### PROVIDED MATERIAL
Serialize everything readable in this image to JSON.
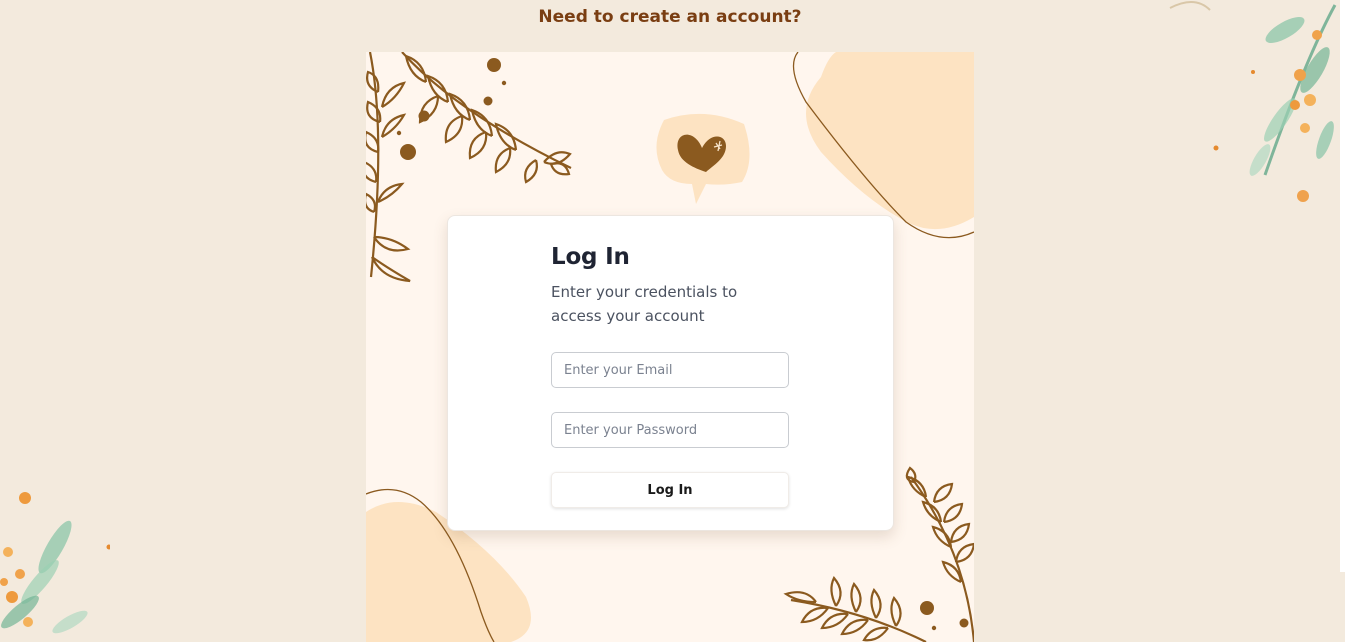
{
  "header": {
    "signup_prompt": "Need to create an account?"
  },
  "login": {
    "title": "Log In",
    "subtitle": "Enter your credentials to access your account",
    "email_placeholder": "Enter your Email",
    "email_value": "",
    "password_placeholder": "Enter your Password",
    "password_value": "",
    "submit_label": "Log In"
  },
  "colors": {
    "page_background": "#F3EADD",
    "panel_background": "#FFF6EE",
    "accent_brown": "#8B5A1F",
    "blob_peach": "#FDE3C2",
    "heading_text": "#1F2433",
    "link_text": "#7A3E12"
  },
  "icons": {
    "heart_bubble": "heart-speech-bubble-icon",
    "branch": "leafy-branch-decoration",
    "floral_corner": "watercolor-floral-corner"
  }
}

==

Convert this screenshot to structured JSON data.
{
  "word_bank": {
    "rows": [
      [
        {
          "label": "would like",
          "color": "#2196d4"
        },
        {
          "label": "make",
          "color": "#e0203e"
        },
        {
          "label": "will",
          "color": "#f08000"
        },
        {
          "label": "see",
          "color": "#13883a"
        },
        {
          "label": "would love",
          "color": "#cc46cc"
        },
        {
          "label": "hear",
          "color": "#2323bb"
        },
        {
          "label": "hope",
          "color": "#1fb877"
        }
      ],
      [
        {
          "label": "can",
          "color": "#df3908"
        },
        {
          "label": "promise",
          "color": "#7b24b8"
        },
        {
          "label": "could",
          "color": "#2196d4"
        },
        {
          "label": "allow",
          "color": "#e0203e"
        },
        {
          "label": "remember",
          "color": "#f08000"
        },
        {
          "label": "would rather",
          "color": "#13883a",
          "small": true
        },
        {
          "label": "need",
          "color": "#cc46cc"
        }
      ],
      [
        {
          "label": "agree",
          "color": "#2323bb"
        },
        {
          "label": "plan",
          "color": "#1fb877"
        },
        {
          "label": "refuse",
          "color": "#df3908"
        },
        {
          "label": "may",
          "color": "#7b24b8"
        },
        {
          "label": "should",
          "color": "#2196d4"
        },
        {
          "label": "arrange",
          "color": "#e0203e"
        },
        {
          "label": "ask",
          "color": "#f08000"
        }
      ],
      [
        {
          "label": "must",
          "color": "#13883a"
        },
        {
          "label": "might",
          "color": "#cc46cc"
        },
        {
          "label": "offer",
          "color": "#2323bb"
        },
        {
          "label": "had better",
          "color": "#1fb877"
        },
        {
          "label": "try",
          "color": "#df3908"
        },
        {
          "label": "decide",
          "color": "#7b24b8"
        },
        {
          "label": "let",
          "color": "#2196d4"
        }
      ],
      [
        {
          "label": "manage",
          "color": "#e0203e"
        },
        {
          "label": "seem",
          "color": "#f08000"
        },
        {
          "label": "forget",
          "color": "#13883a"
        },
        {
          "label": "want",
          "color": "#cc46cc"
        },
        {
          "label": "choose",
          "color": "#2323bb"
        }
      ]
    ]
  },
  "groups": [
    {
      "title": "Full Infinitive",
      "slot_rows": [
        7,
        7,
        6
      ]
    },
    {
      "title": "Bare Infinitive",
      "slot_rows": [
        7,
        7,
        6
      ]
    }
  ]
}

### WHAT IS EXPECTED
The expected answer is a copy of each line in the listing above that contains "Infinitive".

### RESPONSE
      "title": "Full Infinitive",
      "title": "Bare Infinitive",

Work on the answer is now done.